On Monday, the Utah Associated Municipal Power Systems sold the revenue bond issue, which was rated triple-A with bond insurance from Municipal Bond Investors Assurance Corp. The underlying credit is rated A-minus by Standard & Poor's Corp. Moody's Investors Service and Fitch Investors Service did not rate the underlying issue.
According to market sources, the deal was structured with maturities ranging from 1995 through 2022, and yields ranging from 3.80% in 1995 to 6.50% in 2022. Goldman, Sachs & Co. was senior manager for the offering.
The deal was to be settled yesterday, but at the last minute the issuer received a call from Public Service Co. of New Mexico about a problem with some wastewater holding tanks at the coal-fired San Juan Project in northwestern New Mexico. Public Service is part owner and operates the San Juan Project.
The scare about wastewater leaks at the plant caused Utah Associated Municipal Power Systems, the issuer, to hold off on the settlement.
Utah Associated finance director David Tuttle said his agency was investigating the situation yesterday and there was too little information to comment on it. A spokeswoman for Public Service said she would inquire about the situation but did not respond before press time.
The deal, however, is now slated to be settled Friday, bond counsel Jim Burr said. "It's just extremely frustrating. The bonds have been priced, and we were all set to go," Burr said.
Details are sketchy, but apparently some employees were inspecting the plant and became concerned that there was a wastewater leak out of some underground holding tanks. Whether there was a leak or not has not been confirmed.
The employees became confused about the location of the tanks because they were referring to the wrong set of blueprints, said Walker Mygatt, a vice president with Goldman Sachs.
"The settlement was supposed to be today. We just have to work out this small problem with Public Service of New Mexico," Mygatt said. The settlement "is still set for Friday. This is all contingent upon what we find out here. We still have some work to do," Mygatt said.
Seth Lehman, the Standard & Poor's analyst who rated the issue, said the incident does not affect his rating. He said that the tanks in question were part of a different power unit than Utah Associated is buying.
"UAMPS is just protecting themselves and saying, we want to get independent verification of it," Lehman said.
Utah Associated is a power-buying consortium that has 34 member cities, most of them in rural Utah. The agency has agreed to purchase for $40 million a 7% share, or 35-megawatt ownership, of San Juan Unit 4. Sixteen of the cities have agreed to sign "take-or-pay" contracts with Utah Associated to buy the power from the San Juan unit.
The contracts, which force the cities to pay for the power whether they use it or not, secure the revenue bonds, according to Lehman's analysis.
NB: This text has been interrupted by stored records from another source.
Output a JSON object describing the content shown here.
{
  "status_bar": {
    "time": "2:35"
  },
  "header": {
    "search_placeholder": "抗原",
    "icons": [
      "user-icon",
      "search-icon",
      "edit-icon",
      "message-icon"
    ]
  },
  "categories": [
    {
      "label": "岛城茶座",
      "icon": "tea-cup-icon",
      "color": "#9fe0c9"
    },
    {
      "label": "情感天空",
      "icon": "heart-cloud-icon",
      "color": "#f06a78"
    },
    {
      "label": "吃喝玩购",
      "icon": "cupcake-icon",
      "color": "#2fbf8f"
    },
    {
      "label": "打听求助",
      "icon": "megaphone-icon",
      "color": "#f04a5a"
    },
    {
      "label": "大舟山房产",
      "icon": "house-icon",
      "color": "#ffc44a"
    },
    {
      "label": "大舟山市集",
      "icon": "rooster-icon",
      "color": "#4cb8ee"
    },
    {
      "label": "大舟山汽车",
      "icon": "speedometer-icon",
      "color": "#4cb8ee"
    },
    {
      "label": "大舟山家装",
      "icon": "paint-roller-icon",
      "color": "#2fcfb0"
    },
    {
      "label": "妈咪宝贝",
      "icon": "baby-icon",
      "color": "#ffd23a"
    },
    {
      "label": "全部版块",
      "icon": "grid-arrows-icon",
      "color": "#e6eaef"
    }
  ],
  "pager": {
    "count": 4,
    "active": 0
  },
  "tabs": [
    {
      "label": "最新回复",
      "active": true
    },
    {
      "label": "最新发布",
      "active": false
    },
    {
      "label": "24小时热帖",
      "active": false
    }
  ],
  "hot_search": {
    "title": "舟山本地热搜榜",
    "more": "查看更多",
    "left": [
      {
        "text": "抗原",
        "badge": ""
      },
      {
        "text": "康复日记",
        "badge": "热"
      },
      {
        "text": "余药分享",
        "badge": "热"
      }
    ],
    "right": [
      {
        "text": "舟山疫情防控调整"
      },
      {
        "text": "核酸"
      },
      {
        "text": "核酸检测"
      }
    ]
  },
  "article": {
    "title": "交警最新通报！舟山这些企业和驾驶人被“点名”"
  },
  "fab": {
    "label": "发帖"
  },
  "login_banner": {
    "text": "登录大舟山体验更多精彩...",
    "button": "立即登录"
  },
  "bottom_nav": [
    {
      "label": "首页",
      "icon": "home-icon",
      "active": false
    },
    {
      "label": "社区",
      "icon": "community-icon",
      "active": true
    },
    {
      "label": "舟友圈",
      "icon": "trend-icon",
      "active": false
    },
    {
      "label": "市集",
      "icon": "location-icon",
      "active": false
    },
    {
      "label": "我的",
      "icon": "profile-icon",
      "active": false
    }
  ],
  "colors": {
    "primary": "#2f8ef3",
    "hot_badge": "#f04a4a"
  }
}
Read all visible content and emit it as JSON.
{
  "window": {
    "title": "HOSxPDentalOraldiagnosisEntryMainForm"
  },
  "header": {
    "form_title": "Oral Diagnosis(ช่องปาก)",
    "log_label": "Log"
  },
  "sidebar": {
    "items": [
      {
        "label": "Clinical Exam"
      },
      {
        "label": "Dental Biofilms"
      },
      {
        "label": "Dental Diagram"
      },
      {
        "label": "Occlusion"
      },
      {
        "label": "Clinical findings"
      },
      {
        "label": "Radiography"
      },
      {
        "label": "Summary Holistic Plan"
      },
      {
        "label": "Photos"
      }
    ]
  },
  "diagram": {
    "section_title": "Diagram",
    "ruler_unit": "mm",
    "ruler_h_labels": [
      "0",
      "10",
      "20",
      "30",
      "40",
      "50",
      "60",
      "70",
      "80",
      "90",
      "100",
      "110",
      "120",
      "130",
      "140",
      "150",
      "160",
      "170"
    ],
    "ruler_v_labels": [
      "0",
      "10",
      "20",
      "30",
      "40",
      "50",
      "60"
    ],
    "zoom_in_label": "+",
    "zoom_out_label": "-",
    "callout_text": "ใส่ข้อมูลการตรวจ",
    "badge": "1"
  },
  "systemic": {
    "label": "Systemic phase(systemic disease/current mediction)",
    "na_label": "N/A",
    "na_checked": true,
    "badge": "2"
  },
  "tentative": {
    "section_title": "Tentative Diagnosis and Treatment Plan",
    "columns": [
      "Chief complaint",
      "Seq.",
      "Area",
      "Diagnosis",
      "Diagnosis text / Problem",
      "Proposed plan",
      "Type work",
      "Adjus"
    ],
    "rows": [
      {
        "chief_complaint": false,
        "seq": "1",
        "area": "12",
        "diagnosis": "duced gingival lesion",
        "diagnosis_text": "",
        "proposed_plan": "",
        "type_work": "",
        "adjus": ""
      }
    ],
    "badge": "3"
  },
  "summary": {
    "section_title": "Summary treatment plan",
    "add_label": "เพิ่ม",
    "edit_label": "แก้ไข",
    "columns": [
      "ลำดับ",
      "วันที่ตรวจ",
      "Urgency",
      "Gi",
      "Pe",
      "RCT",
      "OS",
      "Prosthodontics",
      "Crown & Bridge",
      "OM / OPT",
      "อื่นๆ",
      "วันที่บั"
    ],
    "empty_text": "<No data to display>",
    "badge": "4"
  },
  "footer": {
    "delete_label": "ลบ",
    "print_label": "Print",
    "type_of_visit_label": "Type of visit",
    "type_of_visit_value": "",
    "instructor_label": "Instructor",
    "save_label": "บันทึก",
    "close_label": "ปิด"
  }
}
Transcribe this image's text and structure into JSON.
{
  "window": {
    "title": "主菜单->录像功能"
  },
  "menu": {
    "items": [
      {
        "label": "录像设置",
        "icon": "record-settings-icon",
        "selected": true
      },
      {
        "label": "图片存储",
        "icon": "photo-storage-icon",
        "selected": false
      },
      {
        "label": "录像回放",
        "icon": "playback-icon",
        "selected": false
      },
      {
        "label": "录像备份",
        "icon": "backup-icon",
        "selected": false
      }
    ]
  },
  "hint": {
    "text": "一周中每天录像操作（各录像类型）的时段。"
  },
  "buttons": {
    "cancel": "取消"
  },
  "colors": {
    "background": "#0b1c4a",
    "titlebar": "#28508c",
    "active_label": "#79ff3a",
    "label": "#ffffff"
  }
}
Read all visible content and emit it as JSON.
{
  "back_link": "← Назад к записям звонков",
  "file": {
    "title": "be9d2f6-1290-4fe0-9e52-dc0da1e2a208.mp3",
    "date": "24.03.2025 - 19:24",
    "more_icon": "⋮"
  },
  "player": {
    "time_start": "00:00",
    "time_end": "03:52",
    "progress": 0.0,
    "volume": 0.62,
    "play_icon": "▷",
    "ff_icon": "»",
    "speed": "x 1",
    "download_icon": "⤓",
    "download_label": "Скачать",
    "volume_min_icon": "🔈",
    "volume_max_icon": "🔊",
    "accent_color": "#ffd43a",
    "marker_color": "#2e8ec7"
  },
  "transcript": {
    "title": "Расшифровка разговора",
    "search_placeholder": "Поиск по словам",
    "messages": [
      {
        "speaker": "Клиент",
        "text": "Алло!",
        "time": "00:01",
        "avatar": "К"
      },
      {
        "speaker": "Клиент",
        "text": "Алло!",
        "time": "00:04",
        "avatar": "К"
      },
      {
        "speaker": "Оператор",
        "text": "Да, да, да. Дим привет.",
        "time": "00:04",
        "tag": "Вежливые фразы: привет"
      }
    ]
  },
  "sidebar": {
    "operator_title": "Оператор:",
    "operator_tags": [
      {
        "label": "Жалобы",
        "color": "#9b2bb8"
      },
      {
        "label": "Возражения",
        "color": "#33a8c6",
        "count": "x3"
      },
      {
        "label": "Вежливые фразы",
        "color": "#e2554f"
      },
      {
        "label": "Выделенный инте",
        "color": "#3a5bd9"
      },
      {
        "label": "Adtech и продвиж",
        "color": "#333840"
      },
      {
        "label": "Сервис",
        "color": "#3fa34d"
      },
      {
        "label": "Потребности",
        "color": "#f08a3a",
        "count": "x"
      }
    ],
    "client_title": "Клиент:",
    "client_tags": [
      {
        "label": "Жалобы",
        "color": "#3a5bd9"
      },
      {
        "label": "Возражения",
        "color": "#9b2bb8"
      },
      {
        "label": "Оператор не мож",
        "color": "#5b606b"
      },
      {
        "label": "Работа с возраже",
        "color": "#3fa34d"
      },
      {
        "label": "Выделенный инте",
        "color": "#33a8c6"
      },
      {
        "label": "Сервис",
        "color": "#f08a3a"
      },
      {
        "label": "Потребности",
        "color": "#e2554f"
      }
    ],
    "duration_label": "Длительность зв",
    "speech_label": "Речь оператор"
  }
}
Member cities are also contributing equity cash as part of the purchase.
The two principal cities that will use the power are St. George, a southern Utah resort area with a population of 28,500, and Logan, Utah, located in northeastern Utah with a population of 35,000. Logan is home to Utah State University. Both cities are growing rapidly, Lehman said.